The advisory instructs residents of South Korea, including more than 28,000 U.S. troops, to seek medical care if they are ill after calling ahead to the medical clinic to discuss recent travels and symptoms and “wear a mask or cover your mouth and nose with a tissue or sleeve” when coughing or sneezing.
The U.S. Forces South Korea advisory follows another posted Jan. 22 by the U.S. Air Force 374th Medical Group, warning personnel near Kanagawa prefecture that a case was diagnosed in the area.
The region outside Tokyo is home to more than 50,000 U.S. service members and includes Yokota Air Base, Yokosuka Naval Base, Naval Air Facility Atsugi and the U.S. Army’s Camp Zama.
The Department of Defense Education Activity also has established a web page containing reference material on the coronavirus to keep employees, parents and students updated.
The report found climate change is a threat to more than two-thirds of operationally critical installations.

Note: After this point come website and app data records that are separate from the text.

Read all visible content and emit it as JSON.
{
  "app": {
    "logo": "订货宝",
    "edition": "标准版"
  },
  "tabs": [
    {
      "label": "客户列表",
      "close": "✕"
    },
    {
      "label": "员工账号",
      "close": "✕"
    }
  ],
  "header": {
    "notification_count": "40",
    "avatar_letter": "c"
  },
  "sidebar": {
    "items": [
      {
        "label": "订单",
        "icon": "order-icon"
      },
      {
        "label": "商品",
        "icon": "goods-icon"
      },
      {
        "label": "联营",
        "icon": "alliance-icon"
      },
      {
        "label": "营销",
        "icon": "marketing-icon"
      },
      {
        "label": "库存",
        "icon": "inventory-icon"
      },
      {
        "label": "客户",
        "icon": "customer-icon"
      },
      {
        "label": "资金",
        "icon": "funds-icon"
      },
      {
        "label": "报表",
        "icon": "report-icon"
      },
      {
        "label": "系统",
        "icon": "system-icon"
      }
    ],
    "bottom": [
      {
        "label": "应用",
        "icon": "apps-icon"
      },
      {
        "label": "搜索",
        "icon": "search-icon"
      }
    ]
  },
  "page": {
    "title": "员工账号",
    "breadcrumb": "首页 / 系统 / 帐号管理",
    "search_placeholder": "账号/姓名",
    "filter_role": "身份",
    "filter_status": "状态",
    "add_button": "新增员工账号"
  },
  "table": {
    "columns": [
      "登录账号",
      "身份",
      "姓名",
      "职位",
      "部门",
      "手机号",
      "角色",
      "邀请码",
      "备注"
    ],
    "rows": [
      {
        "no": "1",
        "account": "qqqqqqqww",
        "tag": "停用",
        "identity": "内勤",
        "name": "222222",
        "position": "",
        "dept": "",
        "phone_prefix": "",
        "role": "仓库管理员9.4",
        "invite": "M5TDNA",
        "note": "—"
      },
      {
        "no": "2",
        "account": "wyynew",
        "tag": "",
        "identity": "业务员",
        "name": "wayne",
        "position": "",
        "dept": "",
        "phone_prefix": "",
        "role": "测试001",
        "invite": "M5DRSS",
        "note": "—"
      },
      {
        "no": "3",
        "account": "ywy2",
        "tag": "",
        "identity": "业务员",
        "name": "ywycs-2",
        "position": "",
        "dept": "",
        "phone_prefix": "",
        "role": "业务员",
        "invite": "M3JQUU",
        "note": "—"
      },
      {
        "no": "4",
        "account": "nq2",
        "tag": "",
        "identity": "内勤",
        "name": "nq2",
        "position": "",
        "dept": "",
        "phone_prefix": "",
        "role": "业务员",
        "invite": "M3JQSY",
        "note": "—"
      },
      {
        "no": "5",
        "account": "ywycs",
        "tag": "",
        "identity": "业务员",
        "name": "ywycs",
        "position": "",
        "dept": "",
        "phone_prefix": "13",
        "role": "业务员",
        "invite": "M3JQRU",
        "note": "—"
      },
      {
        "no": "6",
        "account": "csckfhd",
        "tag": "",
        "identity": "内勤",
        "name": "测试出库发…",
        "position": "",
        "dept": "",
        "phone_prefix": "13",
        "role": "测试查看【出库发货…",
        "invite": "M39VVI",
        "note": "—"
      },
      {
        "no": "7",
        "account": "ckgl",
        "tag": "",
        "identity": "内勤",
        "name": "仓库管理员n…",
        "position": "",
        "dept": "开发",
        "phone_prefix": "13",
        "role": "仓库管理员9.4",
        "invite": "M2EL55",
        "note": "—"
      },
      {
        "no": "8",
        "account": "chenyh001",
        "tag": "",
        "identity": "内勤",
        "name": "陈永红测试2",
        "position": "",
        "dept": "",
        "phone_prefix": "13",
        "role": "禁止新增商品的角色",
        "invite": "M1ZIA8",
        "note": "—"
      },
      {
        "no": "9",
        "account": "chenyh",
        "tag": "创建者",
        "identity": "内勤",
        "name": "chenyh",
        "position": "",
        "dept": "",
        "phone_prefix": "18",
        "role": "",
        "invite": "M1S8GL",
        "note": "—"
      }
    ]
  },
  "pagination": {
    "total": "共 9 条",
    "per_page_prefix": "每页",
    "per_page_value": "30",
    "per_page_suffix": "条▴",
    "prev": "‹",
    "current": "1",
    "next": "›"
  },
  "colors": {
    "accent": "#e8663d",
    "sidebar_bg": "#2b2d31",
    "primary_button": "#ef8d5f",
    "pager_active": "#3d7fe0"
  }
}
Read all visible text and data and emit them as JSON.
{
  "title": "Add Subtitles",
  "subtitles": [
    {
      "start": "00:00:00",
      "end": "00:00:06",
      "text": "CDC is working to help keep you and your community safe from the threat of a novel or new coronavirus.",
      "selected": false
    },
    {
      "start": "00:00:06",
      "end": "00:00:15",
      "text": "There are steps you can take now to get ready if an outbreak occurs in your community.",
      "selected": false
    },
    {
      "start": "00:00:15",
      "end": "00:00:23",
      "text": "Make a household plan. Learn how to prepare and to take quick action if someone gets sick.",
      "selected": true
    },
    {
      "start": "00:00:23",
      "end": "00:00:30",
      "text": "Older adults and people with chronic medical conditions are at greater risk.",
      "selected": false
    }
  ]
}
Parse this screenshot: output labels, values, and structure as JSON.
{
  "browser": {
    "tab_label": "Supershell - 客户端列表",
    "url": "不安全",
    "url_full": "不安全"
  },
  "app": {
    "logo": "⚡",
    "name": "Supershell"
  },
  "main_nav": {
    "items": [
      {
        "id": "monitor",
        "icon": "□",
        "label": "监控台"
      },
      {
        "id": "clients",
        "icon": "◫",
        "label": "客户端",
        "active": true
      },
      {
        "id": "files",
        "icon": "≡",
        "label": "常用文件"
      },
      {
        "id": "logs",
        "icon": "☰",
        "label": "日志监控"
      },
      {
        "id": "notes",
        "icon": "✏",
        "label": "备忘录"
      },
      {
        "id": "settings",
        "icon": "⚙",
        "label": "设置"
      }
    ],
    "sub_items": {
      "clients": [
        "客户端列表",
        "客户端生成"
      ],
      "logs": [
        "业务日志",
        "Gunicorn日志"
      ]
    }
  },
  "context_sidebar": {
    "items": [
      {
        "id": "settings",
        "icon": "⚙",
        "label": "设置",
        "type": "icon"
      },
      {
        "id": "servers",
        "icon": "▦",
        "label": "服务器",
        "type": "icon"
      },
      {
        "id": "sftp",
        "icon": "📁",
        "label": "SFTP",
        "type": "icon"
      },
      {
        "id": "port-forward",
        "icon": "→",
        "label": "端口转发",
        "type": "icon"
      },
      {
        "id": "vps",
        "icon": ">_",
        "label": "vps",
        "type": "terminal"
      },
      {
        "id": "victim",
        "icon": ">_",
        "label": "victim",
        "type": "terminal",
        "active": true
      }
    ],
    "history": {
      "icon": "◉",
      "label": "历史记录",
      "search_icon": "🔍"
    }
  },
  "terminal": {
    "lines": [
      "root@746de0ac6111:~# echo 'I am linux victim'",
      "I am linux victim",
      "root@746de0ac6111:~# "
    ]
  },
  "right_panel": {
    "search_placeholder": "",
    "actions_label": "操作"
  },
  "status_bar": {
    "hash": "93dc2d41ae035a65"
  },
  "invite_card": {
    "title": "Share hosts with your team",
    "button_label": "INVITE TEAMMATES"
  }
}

Dr. Anthony Fauci, director of the National Institute of Health’s National Institute of Allergy and Infection Diseases, said Tuesday that a vaccine against the illness is in the works. Currently, however, there is no treatment or cure.
“Lacking specific treatment,” Shih said, “we must be extra vigilant about basic prevention measures: frequent hand-washing, effective cough and sneeze hygiene, avoiding sick individuals, and self-isolating when sick.”
“Everyone has a role to play in containing the spread of this virus,” CDC Director Dr. Robert Redfield said.